§ **WORK TO COMPLETE**
From the data below, return each line in which the string "results" is found.

§ **DATA RECORDS**
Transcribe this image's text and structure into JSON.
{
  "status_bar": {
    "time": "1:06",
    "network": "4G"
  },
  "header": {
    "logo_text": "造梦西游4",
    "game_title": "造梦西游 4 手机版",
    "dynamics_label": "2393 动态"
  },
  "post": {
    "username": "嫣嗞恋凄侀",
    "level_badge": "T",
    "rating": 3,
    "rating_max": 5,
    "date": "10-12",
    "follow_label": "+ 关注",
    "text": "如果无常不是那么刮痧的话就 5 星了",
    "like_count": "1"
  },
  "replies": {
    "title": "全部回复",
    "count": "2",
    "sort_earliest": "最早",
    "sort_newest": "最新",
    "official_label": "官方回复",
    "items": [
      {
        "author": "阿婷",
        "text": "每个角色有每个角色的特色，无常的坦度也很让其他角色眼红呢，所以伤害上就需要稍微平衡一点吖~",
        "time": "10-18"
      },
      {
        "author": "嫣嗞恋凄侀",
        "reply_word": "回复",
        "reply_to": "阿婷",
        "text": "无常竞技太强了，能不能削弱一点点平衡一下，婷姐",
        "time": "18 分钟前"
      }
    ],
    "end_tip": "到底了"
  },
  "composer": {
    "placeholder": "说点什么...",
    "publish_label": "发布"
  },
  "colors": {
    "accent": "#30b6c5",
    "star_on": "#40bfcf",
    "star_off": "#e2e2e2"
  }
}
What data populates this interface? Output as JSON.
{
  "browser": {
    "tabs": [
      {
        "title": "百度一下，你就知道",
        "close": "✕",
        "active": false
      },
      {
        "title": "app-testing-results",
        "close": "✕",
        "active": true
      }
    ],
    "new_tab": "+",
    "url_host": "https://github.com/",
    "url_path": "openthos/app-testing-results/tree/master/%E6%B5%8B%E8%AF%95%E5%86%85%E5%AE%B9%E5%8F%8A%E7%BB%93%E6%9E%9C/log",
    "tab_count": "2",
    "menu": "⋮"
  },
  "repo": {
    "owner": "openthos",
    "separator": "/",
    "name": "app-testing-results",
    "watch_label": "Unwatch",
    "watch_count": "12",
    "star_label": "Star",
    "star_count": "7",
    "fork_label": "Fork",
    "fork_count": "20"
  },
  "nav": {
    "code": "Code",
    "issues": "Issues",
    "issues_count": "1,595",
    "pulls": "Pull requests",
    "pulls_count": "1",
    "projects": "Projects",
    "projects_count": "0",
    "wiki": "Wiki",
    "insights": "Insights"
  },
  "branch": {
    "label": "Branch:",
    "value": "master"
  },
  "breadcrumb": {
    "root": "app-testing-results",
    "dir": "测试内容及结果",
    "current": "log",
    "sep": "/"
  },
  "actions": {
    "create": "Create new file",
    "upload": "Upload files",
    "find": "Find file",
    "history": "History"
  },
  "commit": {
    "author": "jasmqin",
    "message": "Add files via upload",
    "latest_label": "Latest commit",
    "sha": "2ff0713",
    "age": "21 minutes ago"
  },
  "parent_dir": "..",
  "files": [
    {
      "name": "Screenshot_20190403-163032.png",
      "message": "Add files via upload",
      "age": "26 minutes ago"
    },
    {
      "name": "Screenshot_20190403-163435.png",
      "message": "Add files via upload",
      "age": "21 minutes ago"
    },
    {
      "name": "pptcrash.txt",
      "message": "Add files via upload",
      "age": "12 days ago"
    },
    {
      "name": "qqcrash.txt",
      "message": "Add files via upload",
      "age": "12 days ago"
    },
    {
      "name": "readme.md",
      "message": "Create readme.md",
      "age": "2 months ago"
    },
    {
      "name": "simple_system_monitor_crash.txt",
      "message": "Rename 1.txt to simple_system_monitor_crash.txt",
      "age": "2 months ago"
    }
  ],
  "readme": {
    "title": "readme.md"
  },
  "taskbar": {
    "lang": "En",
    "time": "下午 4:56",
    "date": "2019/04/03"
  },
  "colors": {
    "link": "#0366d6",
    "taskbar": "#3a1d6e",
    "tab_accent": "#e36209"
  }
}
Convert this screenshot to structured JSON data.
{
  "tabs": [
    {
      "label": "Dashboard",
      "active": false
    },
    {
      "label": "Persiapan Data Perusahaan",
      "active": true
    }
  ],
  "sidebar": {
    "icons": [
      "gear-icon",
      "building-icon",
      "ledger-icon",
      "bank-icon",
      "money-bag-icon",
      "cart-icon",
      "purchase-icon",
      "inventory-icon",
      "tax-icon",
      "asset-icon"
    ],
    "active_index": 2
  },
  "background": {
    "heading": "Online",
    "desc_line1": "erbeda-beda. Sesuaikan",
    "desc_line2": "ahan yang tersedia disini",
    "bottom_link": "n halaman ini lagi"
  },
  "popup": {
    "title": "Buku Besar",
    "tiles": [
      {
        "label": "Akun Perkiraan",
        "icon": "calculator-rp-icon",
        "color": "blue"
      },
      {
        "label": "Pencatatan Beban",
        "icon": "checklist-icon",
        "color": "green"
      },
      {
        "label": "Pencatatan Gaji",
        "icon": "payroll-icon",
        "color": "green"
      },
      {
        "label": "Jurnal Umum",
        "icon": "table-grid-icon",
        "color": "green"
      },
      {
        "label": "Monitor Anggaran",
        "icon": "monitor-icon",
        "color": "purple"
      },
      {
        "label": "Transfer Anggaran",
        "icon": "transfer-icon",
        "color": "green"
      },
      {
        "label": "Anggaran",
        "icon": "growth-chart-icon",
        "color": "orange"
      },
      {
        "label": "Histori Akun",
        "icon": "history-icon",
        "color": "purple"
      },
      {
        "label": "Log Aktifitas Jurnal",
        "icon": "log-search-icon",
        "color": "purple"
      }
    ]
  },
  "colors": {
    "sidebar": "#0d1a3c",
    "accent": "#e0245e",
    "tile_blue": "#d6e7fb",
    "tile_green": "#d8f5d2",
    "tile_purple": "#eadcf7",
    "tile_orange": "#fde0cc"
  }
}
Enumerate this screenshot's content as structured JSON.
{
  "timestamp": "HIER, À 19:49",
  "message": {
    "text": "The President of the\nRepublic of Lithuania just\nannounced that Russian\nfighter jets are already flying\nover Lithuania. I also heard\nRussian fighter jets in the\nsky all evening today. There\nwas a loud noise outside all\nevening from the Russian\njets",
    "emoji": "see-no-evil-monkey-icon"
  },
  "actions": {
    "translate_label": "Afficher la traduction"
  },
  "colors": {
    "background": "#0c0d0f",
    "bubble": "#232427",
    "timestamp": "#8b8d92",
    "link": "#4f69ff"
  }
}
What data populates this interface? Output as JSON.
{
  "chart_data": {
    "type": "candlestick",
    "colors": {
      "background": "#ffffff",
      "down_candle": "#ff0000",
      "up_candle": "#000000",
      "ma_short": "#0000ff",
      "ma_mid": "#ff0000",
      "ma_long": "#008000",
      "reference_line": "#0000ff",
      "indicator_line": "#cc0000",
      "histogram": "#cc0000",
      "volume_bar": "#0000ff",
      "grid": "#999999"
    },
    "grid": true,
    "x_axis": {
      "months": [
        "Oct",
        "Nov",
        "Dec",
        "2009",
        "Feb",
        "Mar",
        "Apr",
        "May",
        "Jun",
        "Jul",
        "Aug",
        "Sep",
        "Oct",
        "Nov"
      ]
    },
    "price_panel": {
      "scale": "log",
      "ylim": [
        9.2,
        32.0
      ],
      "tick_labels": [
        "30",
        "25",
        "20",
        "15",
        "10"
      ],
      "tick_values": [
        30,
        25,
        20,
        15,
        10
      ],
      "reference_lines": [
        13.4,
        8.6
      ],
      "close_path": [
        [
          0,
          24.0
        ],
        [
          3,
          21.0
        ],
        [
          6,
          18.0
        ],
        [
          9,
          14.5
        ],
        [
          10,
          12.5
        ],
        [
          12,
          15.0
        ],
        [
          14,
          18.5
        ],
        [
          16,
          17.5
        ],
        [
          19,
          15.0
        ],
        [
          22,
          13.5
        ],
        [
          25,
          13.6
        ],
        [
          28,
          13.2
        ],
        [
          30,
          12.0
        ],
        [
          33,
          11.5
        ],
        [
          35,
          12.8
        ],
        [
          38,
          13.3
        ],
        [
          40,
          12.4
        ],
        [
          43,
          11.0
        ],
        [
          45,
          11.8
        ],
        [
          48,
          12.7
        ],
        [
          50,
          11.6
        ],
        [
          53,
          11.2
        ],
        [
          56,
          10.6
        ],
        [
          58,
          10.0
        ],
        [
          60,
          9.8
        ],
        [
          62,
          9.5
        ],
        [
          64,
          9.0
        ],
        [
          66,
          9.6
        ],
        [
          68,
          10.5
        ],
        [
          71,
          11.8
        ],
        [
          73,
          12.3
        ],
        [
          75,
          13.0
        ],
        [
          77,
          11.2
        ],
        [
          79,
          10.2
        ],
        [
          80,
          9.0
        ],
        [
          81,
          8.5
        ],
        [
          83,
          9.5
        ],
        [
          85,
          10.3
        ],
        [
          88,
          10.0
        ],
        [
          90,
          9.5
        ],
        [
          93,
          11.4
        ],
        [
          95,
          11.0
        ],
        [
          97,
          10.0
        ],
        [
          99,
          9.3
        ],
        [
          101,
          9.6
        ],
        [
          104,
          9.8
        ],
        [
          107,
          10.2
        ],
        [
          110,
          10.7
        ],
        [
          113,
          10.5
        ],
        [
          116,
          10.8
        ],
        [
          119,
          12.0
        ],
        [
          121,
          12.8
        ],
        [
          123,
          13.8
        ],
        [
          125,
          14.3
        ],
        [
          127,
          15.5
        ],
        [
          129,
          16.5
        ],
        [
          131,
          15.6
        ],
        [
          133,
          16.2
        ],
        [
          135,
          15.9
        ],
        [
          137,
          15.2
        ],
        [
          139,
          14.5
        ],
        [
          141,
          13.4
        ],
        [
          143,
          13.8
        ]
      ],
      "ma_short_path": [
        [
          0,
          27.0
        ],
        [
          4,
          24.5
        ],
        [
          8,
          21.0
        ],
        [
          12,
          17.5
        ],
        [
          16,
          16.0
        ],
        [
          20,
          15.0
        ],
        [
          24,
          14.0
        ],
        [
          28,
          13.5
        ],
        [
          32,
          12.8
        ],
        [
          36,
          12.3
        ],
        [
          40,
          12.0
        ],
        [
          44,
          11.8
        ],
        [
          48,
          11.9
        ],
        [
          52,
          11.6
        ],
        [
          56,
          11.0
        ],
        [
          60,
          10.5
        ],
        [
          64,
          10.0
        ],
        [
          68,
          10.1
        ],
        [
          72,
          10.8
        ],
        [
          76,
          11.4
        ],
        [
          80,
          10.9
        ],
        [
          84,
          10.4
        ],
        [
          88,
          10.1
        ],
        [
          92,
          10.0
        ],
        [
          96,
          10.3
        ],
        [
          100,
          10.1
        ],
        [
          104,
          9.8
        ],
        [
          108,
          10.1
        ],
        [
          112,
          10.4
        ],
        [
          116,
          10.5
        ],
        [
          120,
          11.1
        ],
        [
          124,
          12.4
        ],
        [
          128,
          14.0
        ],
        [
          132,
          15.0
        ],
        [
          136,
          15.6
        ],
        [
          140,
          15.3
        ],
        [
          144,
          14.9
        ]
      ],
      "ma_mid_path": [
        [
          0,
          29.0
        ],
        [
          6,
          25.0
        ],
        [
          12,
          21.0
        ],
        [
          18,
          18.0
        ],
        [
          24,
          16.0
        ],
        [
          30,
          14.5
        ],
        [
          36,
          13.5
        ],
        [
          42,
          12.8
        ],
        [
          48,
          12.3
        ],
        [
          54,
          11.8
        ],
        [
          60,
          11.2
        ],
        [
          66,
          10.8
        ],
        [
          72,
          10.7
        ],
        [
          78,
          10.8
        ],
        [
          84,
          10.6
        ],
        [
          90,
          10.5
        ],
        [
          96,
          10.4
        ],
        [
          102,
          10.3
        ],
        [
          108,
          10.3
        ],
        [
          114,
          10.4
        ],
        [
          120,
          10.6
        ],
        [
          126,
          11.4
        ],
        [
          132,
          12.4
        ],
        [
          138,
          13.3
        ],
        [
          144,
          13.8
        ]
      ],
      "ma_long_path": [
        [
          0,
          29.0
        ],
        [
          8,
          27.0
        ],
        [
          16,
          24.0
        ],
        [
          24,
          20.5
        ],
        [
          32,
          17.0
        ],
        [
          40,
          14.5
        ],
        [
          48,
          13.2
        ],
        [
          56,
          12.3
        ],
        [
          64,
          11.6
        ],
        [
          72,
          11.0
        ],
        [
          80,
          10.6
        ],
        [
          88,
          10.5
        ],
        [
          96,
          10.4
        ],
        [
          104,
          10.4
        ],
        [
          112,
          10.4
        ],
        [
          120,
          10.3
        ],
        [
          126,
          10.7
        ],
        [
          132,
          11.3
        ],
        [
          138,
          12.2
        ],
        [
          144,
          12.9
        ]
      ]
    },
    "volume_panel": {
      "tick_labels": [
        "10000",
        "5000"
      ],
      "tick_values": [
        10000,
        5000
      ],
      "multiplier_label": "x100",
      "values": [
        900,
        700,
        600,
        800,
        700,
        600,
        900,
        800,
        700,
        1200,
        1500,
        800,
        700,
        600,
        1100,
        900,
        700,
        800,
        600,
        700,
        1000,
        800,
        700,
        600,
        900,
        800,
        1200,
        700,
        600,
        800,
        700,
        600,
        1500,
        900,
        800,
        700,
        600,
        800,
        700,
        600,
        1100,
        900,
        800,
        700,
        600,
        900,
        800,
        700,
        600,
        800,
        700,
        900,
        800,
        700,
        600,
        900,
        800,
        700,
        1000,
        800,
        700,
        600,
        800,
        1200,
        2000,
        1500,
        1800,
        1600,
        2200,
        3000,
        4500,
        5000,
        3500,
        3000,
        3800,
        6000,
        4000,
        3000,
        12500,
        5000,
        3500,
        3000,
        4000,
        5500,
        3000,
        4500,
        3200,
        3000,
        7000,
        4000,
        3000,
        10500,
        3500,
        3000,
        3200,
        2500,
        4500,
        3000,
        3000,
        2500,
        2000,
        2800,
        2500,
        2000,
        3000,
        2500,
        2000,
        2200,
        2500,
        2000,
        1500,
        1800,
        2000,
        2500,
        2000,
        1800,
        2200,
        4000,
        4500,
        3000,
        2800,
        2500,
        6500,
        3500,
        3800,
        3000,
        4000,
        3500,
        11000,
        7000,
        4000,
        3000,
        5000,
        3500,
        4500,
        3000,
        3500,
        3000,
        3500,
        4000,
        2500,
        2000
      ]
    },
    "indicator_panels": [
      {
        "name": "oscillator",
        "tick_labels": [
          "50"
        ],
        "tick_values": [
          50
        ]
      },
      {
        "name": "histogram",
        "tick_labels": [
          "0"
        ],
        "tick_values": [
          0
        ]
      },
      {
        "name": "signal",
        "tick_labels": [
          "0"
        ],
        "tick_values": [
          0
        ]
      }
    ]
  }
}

§ **RESULT OF THIS EXERCISE**
        "title": "app-testing-results",
    "url_path": "openthos/app-testing-results/tree/master/%E6%B5%8B%E8%AF%95%E5%86%85%E5%AE%B9%E5%8F%8A%E7%BB%93%E6%9E%9C/log",
    "name": "app-testing-results",
    "root": "app-testing-results",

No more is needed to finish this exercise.